“Public truth-telling is the common denominator of all social action. Survivors undertake to speak about the unspeakable in public in the belief that this will help others. (Herman 2001:208)
Pursuing justice is holding the perpetrator accountable not only for her wellbeing but for the health of the larger society. Making a public complaint or accusation, the survivor defies the perpetrator’s attempt to silence and isolate her, and she opens the possibility of finding new allies. Her actions may benefit others as well as herself.” (Herman 2001:209-10)
It’s in connection and sharing with others that the effects of trauma are overcome. Many people self-medicate and drown their sorrows at the pub, rather than debriefing in a therapeutic relationship.
@stilgherrian has written about Anzac Day:
That’s why the psychological health of our leaders – our political leaders, our school principals, anyone who has power to make decisions for others, is so important.
Our descendants suffer the consequences of poor decisions for years to come. They will pay the price.
I think we need to have special days to remember other forms of trauma, not only war. Why don’t we have marches through the streets of Sydney for organisations and charities who support others through their grief and to recover?
People need to be heard and grief needs to be voiced, or it comes out in other ways:
- Substance abuse- alcohol, smoking, drugs, addiction to sex. People don’t feel good about themselves so turn to substances to influence the way they feel.
- Eating disorders- anorexia, underweight and bulimia. Food addiction- obesity.
- Gender Identity Disorder
Many people suffer the death or loss of loved ones. Lest We Forget.
Many children, female and male are being sexually abused. Lest We Forget.
Many women and men suffer domestic violence. Lest We Forget.
Many parents traumatise their children. Lest We Forget.
They shall grow not old, as we that are left grow old;
Age shall not weary them, nor the years condemn.
At the going down of the sun and in the morning
We will remember them.
May Peace Be With You.
Herman, J. L. (2001) Trauma and Recovery. Pandora, London. http://bit.ly/bK8AiL

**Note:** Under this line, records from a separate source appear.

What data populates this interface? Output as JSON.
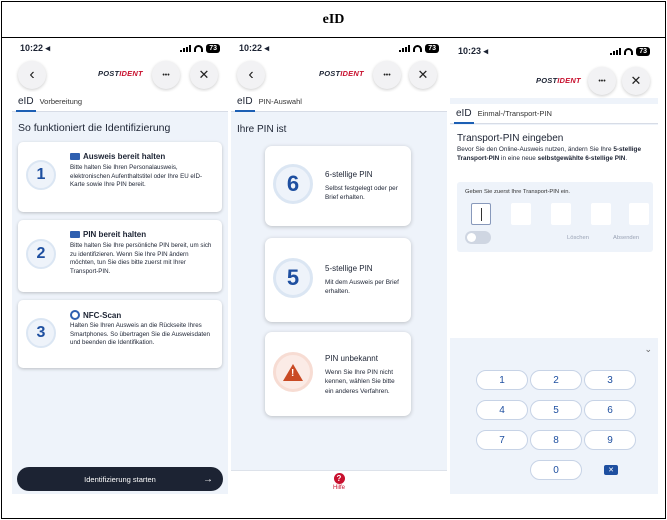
{
  "header": {
    "title": "eID"
  },
  "common": {
    "brand_post": "POST",
    "brand_ident": "IDENT",
    "back_glyph": "‹",
    "more_glyph": "•••",
    "close_glyph": "✕",
    "battery": "73"
  },
  "panel1": {
    "time": "10:22 ◂",
    "tab": "eID",
    "step": "Vorbereitung",
    "title": "So funktioniert die Identifizierung",
    "steps": [
      {
        "num": "1",
        "icon": "id-card-icon",
        "heading": "Ausweis bereit halten",
        "text": "Bitte halten Sie Ihren Personalausweis, elektronischen Aufenthaltstitel oder Ihre EU eID-Karte sowie Ihre PIN bereit."
      },
      {
        "num": "2",
        "icon": "keyboard-icon",
        "heading": "PIN bereit halten",
        "text": "Bitte halten Sie Ihre persönliche PIN bereit, um sich zu identifizieren. Wenn Sie Ihre PIN ändern möchten, tun Sie dies bitte zuerst mit Ihrer Transport-PIN."
      },
      {
        "num": "3",
        "icon": "nfc-icon",
        "heading": "NFC-Scan",
        "text": "Halten Sie Ihren Ausweis an die Rückseite Ihres Smartphones. So übertragen Sie die Ausweisdaten und beenden die Identifikation."
      }
    ],
    "start_button": "Identifizierung starten",
    "start_arrow": "→"
  },
  "panel2": {
    "time": "10:22 ◂",
    "tab": "eID",
    "step": "PIN-Auswahl",
    "title": "Ihre PIN ist",
    "options": [
      {
        "num": "6",
        "title": "6-stellige PIN",
        "text": "Selbst festgelegt oder per Brief erhalten."
      },
      {
        "num": "5",
        "title": "5-stellige PIN",
        "text": "Mit dem Ausweis per Brief erhalten."
      },
      {
        "num": "",
        "title": "PIN unbekannt",
        "text": "Wenn Sie Ihre PIN nicht kennen, wählen Sie bitte ein anderes Verfahren."
      }
    ],
    "help_glyph": "?",
    "help_label": "Hilfe"
  },
  "panel3": {
    "time": "10:23 ◂",
    "tab": "eID",
    "step": "Einmal-/Transport-PIN",
    "title": "Transport-PIN eingeben",
    "desc_1": "Bevor Sie den Online-Ausweis nutzen, ändern Sie Ihre ",
    "desc_bold_1": "5-stellige Transport-PIN",
    "desc_2": " in eine neue ",
    "desc_bold_2": "selbstgewählte 6-stellige PIN",
    "desc_3": ".",
    "pin_hint": "Geben Sie zuerst Ihre Transport-PIN ein.",
    "delete_label": "Löschen",
    "submit_label": "Absenden",
    "chevron": "⌄",
    "keys": [
      "1",
      "2",
      "3",
      "4",
      "5",
      "6",
      "7",
      "8",
      "9",
      "0"
    ],
    "backspace_glyph": "✕"
  }
}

Johnson, S. (2005) Emotionally Focused Couple Therapy with Trauma Survivors Volume 13
McGoldrick, Monica. (1995) You Can Go Home Again. W.W. Norton & Co. New York.
Satir V. (1988) The New Peoplemaking. Science and Behaviour Books, CA.
Family relationships in childhood & common psychiatric disorders in later life [British Journal of Psychiatry] http://bit.ly/bE7Dye
In ‘Anzac Dreams and Realities’ on The Spirit of Things on ABC radio, Rachael Kohn speaks with Ashley Ekin, the Head of the Military History Section at the Australian War Memorial in Canberra.